One of the things I like most about using shaping (learning based on the dogs own initiative and no prompts or lures) to teach new things, is that I get instant feedback on the clarity of my teaching and the value of the rewards I am using. Dog trainers seem to focus way too much on getting the behavior and too little on actually reinforcing behavior. While luring might get you the behavior quickly, it is hard to tell if you’re actually building value for the behavior or for the prompts used. I think that using help often builds much more value for following our hand/the food/the target than for the actual behavior, and it is very hard to know what is what until you try to fade the prompt.
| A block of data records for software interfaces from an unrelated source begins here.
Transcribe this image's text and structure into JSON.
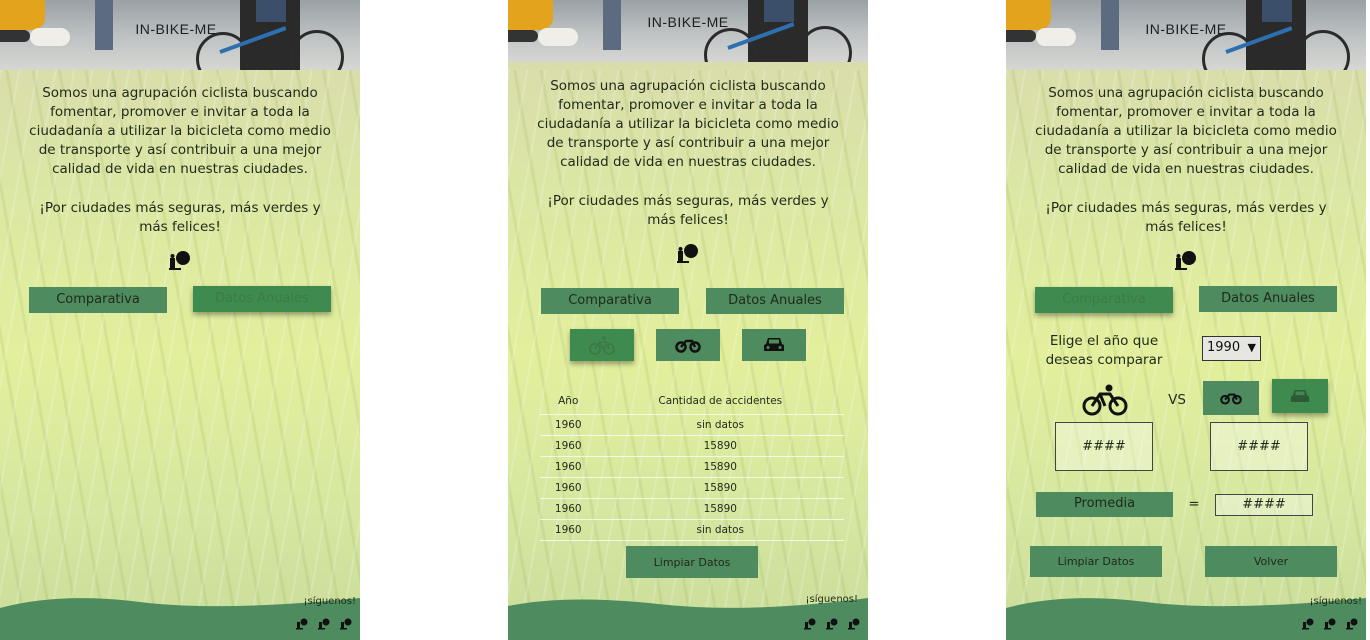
{
  "brand": "IN-BIKE-ME",
  "intro": "Somos una agrupación ciclista buscando fomentar, promover e invitar a toda la ciudadanía a utilizar la bicicleta como medio de transporte y así contribuir a una mejor calidad de vida en nuestras ciudades.",
  "slogan": "¡Por ciudades más seguras, más verdes y más felices!",
  "nav": {
    "comparativa": "Comparativa",
    "datos_anuales": "Datos Anuales"
  },
  "screen2": {
    "table": {
      "headers": [
        "Año",
        "Cantidad de accidentes"
      ],
      "rows": [
        [
          "1960",
          "sin datos"
        ],
        [
          "1960",
          "15890"
        ],
        [
          "1960",
          "15890"
        ],
        [
          "1960",
          "15890"
        ],
        [
          "1960",
          "15890"
        ],
        [
          "1960",
          "sin datos"
        ]
      ]
    },
    "clear_label": "Limpiar Datos"
  },
  "screen3": {
    "year_prompt": "Elige el año que deseas comparar",
    "year_selected": "1990",
    "vs_label": "VS",
    "value_left": "####",
    "value_right": "####",
    "average_label": "Promedia",
    "equals": "=",
    "average_value": "####",
    "clear_label": "Limpiar Datos",
    "back_label": "Volver"
  },
  "footer": {
    "follow": "¡síguenos!"
  },
  "colors": {
    "button": "#4e8b5f",
    "footer": "#4e8b5f",
    "accent_dark": "#3f8a4f"
  }
}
Using shaping gives you instant feedback on the value of your rewards (does the dog want to repeat the behavior that produces the reward). If you find that your dog loses interest in repeating the behavior, you should look at how you are rewarding rather than introducing a help (body language, encouraging chatter, cues, targets, lures etc.). This is harder than it sounds, it seems to be human to focus on prompting behavior rather than reinforcing it, but when you get in the habit of constantly evaluating value you will get addicted to the instant feedback that shaping provides in a much clearer way than luring does.